I don't think this is an insult to those he murdered; I think it is a way of respecting their memory. Make sure it doesn't happen again, change things and act differently so as not to have circumstances that allow for these tragedies. Innocent people were murdered- why? Because of Cho. And why is Cho the way he is? That's what Aronson wants to figure out, in order to stop anything like this from happening again.

You say that there can be "no understanding of such a creature." But that suggests that there is no cure, nothing we can do, that we are completely at the mercy of random events and killers. That is a very dark approach. Perhaps you are right. But if this man had the ability to contemplate premeditated murder, to leave vidoes and manifestos and kill in cold blood, that suggests that he was sane. He was not simply impassioned and angry with a weapon to hand. So now the question becomes, "Why?" You say there is no answer; Aronson says that we have part of one. I prefer to believe that we can find the answer so as to stop anything like this from ever, ever happening again. And that is the way to honor those killed- to prevent any more killings, to learn from what happened here.

Anonymous said...

Thank you for clarifying. Your points are valid, though I disagree with your assessment that he was probably sane. Of course it is impossible for either of us to ever know for certain, but I feel the blatant premeditation of the act indicates that he was probably psychopathic. As for discovering 'reasons' or motivations, I agree that we should attempt to cultivate an educational atmosphere that is kinder and more accepting. However, this man's decision was his own. Unfortunately, many students do suffer humiliation and abuse from their peers- but thankfully, most are able to recover with the aid of friends, a therapist, or other support. However, a lack of understanding or support is hardly a reason to commit an act such as this. It was his choice- the actions of others did not force his hand. Perhaps he was treated cruelly. To be harsh and blunt, boo-hoo. I honestly believe that if one wants to be helped, they can find help- I heard on the news that an English professor of his offered to take him to counseling and he refused.

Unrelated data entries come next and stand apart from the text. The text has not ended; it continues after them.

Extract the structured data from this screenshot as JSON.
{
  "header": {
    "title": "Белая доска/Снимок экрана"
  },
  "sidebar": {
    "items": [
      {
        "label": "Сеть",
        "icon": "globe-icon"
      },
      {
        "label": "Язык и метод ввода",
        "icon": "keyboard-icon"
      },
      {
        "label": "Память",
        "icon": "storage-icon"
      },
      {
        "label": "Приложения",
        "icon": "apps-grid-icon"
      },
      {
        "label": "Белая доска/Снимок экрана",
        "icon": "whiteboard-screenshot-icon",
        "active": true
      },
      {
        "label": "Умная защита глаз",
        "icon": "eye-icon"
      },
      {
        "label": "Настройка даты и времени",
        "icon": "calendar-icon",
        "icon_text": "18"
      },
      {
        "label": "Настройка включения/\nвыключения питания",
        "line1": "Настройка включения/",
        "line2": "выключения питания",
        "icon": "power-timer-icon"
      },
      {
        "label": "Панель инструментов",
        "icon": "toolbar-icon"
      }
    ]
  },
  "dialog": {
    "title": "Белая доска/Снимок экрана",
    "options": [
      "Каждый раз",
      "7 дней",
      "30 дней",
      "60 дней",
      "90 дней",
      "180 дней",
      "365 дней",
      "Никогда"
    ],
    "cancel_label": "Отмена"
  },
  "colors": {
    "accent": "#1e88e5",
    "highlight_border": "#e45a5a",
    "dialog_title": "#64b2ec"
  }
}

So while I agree that we should enable students to feel comfortable and safe in their school environments, in short, I disagree that it was the lack of this system that led to this and other tragedies.